● **Element data from apps and pages**
((

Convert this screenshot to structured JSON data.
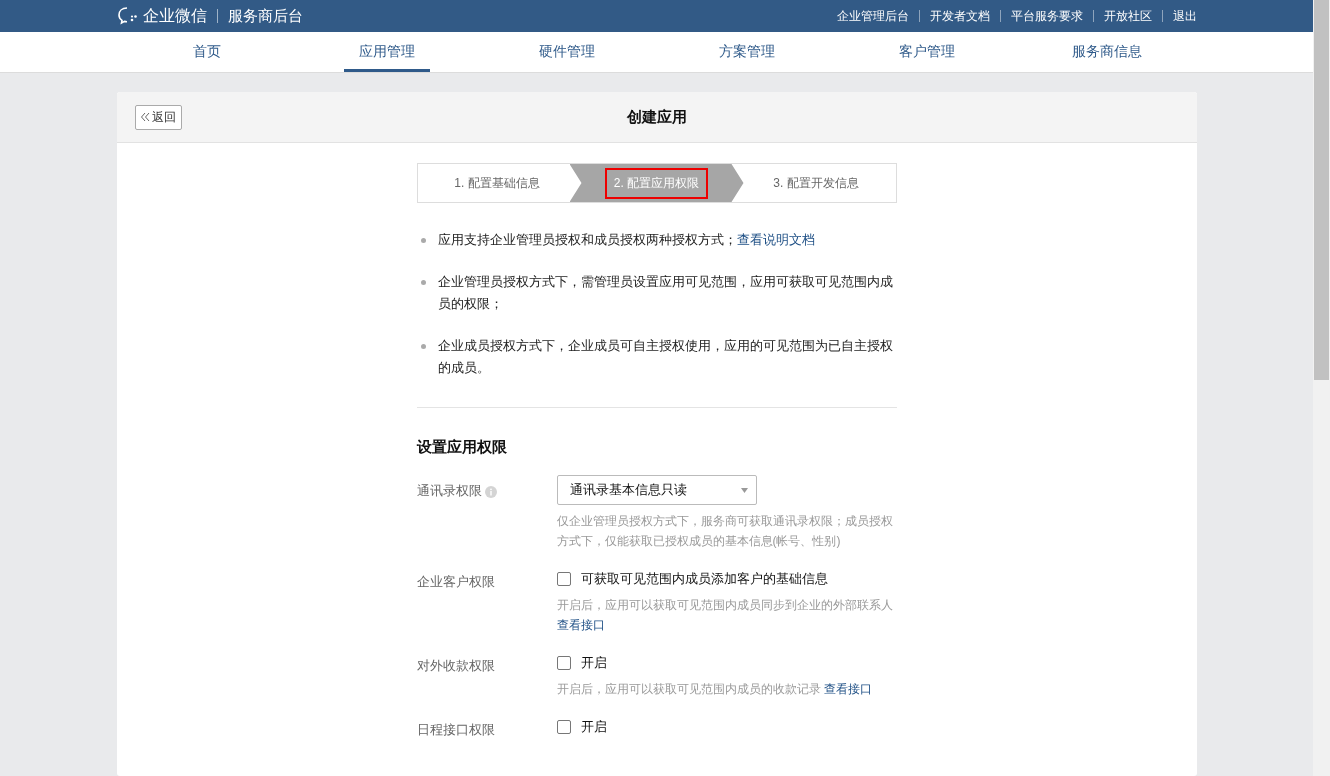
{
  "header": {
    "brand": "企业微信",
    "subtitle": "服务商后台",
    "links": [
      "企业管理后台",
      "开发者文档",
      "平台服务要求",
      "开放社区",
      "退出"
    ]
  },
  "nav": {
    "tabs": [
      {
        "label": "首页",
        "selected": false
      },
      {
        "label": "应用管理",
        "selected": true
      },
      {
        "label": "硬件管理",
        "selected": false
      },
      {
        "label": "方案管理",
        "selected": false
      },
      {
        "label": "客户管理",
        "selected": false
      },
      {
        "label": "服务商信息",
        "selected": false
      }
    ]
  },
  "card": {
    "back_button": "返回",
    "title": "创建应用"
  },
  "steps": [
    {
      "label": "1. 配置基础信息",
      "selected": false
    },
    {
      "label": "2. 配置应用权限",
      "selected": true
    },
    {
      "label": "3. 配置开发信息",
      "selected": false
    }
  ],
  "notes": [
    {
      "text": "应用支持企业管理员授权和成员授权两种授权方式；",
      "link": "查看说明文档"
    },
    {
      "text": "企业管理员授权方式下，需管理员设置应用可见范围，应用可获取可见范围内成员的权限；"
    },
    {
      "text": "企业成员授权方式下，企业成员可自主授权使用，应用的可见范围为已自主授权的成员。"
    }
  ],
  "section_title": "设置应用权限",
  "permissions": [
    {
      "kind": "select",
      "label": "通讯录权限",
      "info": true,
      "value": "通讯录基本信息只读",
      "help": "仅企业管理员授权方式下，服务商可获取通讯录权限；成员授权方式下，仅能获取已授权成员的基本信息(帐号、性别)"
    },
    {
      "kind": "checkbox",
      "label": "企业客户权限",
      "checked": false,
      "option": "可获取可见范围内成员添加客户的基础信息",
      "help": "开启后，应用可以获取可见范围内成员同步到企业的外部联系人 ",
      "link": "查看接口"
    },
    {
      "kind": "checkbox",
      "label": "对外收款权限",
      "checked": false,
      "option": "开启",
      "help": "开启后，应用可以获取可见范围内成员的收款记录 ",
      "link": "查看接口"
    },
    {
      "kind": "checkbox",
      "label": "日程接口权限",
      "checked": false,
      "option": "开启"
    }
  ]
}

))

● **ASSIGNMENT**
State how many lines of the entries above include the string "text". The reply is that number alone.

● **RESULT**
3